(Dataset records Opens)

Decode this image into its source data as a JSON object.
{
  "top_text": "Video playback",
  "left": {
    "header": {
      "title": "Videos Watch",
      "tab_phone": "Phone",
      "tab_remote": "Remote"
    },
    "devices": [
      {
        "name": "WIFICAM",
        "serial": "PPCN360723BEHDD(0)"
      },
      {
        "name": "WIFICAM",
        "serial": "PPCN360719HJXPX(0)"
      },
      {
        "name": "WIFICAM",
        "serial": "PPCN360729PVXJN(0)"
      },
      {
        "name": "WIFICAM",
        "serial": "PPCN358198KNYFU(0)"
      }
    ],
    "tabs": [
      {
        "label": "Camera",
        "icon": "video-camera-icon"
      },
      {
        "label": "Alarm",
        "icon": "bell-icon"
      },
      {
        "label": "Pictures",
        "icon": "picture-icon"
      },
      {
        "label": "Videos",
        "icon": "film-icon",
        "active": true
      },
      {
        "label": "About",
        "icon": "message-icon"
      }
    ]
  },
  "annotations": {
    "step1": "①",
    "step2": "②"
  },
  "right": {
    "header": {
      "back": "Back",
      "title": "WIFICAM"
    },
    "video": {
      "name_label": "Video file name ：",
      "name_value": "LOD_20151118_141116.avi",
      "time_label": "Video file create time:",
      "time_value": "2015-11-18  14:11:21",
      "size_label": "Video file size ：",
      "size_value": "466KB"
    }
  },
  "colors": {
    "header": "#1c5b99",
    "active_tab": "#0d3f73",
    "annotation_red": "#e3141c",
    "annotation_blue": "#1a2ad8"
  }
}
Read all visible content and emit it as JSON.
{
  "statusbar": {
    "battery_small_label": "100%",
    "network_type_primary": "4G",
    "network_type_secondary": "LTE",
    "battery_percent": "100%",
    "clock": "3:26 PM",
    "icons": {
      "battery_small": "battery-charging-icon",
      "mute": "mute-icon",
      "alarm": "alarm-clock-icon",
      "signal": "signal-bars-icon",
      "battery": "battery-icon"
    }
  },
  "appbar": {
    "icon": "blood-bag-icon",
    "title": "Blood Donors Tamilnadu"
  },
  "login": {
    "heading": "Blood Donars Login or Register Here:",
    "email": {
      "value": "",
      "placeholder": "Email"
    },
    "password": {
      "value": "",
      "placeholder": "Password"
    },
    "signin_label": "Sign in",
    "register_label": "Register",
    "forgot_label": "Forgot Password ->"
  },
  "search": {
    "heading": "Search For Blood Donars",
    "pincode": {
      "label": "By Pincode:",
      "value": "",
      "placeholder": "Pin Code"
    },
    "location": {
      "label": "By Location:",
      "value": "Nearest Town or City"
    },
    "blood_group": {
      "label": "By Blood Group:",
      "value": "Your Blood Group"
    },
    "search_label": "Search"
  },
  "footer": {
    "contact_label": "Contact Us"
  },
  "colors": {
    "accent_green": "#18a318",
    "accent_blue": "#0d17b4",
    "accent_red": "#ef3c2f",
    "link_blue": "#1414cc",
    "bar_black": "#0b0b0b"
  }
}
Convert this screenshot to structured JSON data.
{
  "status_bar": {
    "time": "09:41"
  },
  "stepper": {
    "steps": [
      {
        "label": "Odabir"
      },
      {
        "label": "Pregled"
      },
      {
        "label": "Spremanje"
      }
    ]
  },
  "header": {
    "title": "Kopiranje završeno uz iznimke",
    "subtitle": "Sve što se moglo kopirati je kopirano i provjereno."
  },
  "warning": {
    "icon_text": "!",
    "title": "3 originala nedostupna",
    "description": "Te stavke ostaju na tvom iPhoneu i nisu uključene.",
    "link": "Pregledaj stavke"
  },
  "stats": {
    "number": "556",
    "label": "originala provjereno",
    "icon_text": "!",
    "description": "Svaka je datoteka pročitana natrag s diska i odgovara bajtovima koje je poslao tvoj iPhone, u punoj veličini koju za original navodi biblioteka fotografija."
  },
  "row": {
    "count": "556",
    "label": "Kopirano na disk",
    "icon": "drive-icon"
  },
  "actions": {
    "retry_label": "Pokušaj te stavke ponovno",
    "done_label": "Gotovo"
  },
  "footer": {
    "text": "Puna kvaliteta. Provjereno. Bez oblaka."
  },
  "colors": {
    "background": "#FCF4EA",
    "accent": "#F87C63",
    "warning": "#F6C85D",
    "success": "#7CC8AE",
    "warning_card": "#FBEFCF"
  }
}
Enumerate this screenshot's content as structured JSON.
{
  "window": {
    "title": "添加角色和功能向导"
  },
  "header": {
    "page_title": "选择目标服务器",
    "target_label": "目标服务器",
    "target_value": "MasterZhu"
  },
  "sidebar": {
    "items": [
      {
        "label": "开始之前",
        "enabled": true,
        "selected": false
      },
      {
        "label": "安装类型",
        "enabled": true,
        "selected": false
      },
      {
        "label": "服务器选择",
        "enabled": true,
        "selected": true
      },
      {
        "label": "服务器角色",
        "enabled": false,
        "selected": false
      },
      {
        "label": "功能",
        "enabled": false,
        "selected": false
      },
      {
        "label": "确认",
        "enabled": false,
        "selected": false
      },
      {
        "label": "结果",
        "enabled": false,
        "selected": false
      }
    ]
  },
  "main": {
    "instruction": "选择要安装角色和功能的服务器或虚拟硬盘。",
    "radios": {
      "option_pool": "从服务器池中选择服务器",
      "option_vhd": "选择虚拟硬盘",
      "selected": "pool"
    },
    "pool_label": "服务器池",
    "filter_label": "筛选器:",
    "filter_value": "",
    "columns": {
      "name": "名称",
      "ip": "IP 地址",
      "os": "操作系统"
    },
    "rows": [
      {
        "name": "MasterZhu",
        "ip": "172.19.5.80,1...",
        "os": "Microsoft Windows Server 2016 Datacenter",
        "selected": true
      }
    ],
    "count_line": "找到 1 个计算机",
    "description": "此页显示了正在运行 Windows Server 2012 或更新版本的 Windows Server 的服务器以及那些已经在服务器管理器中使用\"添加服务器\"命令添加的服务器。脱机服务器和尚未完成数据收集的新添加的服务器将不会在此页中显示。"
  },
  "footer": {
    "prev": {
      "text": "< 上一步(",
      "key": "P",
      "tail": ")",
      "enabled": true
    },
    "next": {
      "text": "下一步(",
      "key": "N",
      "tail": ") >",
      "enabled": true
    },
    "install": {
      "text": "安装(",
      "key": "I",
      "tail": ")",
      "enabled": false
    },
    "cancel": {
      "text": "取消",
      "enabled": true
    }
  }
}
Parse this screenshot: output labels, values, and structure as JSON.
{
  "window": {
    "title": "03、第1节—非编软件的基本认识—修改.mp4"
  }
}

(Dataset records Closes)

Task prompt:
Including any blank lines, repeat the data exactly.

Expected answer:
Decode this image into its source data as a JSON object.
{
  "top_text": "Video playback",
  "left": {
    "header": {
      "title": "Videos Watch",
      "tab_phone": "Phone",
      "tab_remote": "Remote"
    },
    "devices": [
      {
        "name": "WIFICAM",
        "serial": "PPCN360723BEHDD(0)"
      },
      {
        "name": "WIFICAM",
        "serial": "PPCN360719HJXPX(0)"
      },
      {
        "name": "WIFICAM",
        "serial": "PPCN360729PVXJN(0)"
      },
      {
        "name": "WIFICAM",
        "serial": "PPCN358198KNYFU(0)"
      }
    ],
    "tabs": [
      {
        "label": "Camera",
        "icon": "video-camera-icon"
      },
      {
        "label": "Alarm",
        "icon": "bell-icon"
      },
      {
        "label": "Pictures",
        "icon": "picture-icon"
      },
      {
        "label": "Videos",
        "icon": "film-icon",
        "active": true
      },
      {
        "label": "About",
        "icon": "message-icon"
      }
    ]
  },
  "annotations": {
    "step1": "①",
    "step2": "②"
  },
  "right": {
    "header": {
      "back": "Back",
      "title": "WIFICAM"
    },
    "video": {
      "name_label": "Video file name ：",
      "name_value": "LOD_20151118_141116.avi",
      "time_label": "Video file create time:",
      "time_value": "2015-11-18  14:11:21",
      "size_label": "Video file size ：",
      "size_value": "466KB"
    }
  },
  "colors": {
    "header": "#1c5b99",
    "active_tab": "#0d3f73",
    "annotation_red": "#e3141c",
    "annotation_blue": "#1a2ad8"
  }
}
Read all visible content and emit it as JSON.
{
  "statusbar": {
    "battery_small_label": "100%",
    "network_type_primary": "4G",
    "network_type_secondary": "LTE",
    "battery_percent": "100%",
    "clock": "3:26 PM",
    "icons": {
      "battery_small": "battery-charging-icon",
      "mute": "mute-icon",
      "alarm": "alarm-clock-icon",
      "signal": "signal-bars-icon",
      "battery": "battery-icon"
    }
  },
  "appbar": {
    "icon": "blood-bag-icon",
    "title": "Blood Donors Tamilnadu"
  },
  "login": {
    "heading": "Blood Donars Login or Register Here:",
    "email": {
      "value": "",
      "placeholder": "Email"
    },
    "password": {
      "value": "",
      "placeholder": "Password"
    },
    "signin_label": "Sign in",
    "register_label": "Register",
    "forgot_label": "Forgot Password ->"
  },
  "search": {
    "heading": "Search For Blood Donars",
    "pincode": {
      "label": "By Pincode:",
      "value": "",
      "placeholder": "Pin Code"
    },
    "location": {
      "label": "By Location:",
      "value": "Nearest Town or City"
    },
    "blood_group": {
      "label": "By Blood Group:",
      "value": "Your Blood Group"
    },
    "search_label": "Search"
  },
  "footer": {
    "contact_label": "Contact Us"
  },
  "colors": {
    "accent_green": "#18a318",
    "accent_blue": "#0d17b4",
    "accent_red": "#ef3c2f",
    "link_blue": "#1414cc",
    "bar_black": "#0b0b0b"
  }
}
Convert this screenshot to structured JSON data.
{
  "status_bar": {
    "time": "09:41"
  },
  "stepper": {
    "steps": [
      {
        "label": "Odabir"
      },
      {
        "label": "Pregled"
      },
      {
        "label": "Spremanje"
      }
    ]
  },
  "header": {
    "title": "Kopiranje završeno uz iznimke",
    "subtitle": "Sve što se moglo kopirati je kopirano i provjereno."
  },
  "warning": {
    "icon_text": "!",
    "title": "3 originala nedostupna",
    "description": "Te stavke ostaju na tvom iPhoneu i nisu uključene.",
    "link": "Pregledaj stavke"
  },
  "stats": {
    "number": "556",
    "label": "originala provjereno",
    "icon_text": "!",
    "description": "Svaka je datoteka pročitana natrag s diska i odgovara bajtovima koje je poslao tvoj iPhone, u punoj veličini koju za original navodi biblioteka fotografija."
  },
  "row": {
    "count": "556",
    "label": "Kopirano na disk",
    "icon": "drive-icon"
  },
  "actions": {
    "retry_label": "Pokušaj te stavke ponovno",
    "done_label": "Gotovo"
  },
  "footer": {
    "text": "Puna kvaliteta. Provjereno. Bez oblaka."
  },
  "colors": {
    "background": "#FCF4EA",
    "accent": "#F87C63",
    "warning": "#F6C85D",
    "success": "#7CC8AE",
    "warning_card": "#FBEFCF"
  }
}
Enumerate this screenshot's content as structured JSON.
{
  "window": {
    "title": "添加角色和功能向导"
  },
  "header": {
    "page_title": "选择目标服务器",
    "target_label": "目标服务器",
    "target_value": "MasterZhu"
  },
  "sidebar": {
    "items": [
      {
        "label": "开始之前",
        "enabled": true,
        "selected": false
      },
      {
        "label": "安装类型",
        "enabled": true,
        "selected": false
      },
      {
        "label": "服务器选择",
        "enabled": true,
        "selected": true
      },
      {
        "label": "服务器角色",
        "enabled": false,
        "selected": false
      },
      {
        "label": "功能",
        "enabled": false,
        "selected": false
      },
      {
        "label": "确认",
        "enabled": false,
        "selected": false
      },
      {
        "label": "结果",
        "enabled": false,
        "selected": false
      }
    ]
  },
  "main": {
    "instruction": "选择要安装角色和功能的服务器或虚拟硬盘。",
    "radios": {
      "option_pool": "从服务器池中选择服务器",
      "option_vhd": "选择虚拟硬盘",
      "selected": "pool"
    },
    "pool_label": "服务器池",
    "filter_label": "筛选器:",
    "filter_value": "",
    "columns": {
      "name": "名称",
      "ip": "IP 地址",
      "os": "操作系统"
    },
    "rows": [
      {
        "name": "MasterZhu",
        "ip": "172.19.5.80,1...",
        "os": "Microsoft Windows Server 2016 Datacenter",
        "selected": true
      }
    ],
    "count_line": "找到 1 个计算机",
    "description": "此页显示了正在运行 Windows Server 2012 或更新版本的 Windows Server 的服务器以及那些已经在服务器管理器中使用\"添加服务器\"命令添加的服务器。脱机服务器和尚未完成数据收集的新添加的服务器将不会在此页中显示。"
  },
  "footer": {
    "prev": {
      "text": "< 上一步(",
      "key": "P",
      "tail": ")",
      "enabled": true
    },
    "next": {
      "text": "下一步(",
      "key": "N",
      "tail": ") >",
      "enabled": true
    },
    "install": {
      "text": "安装(",
      "key": "I",
      "tail": ")",
      "enabled": false
    },
    "cancel": {
      "text": "取消",
      "enabled": true
    }
  }
}
Parse this screenshot: output labels, values, and structure as JSON.
{
  "window": {
    "title": "03、第1节—非编软件的基本认识—修改.mp4"
  }
}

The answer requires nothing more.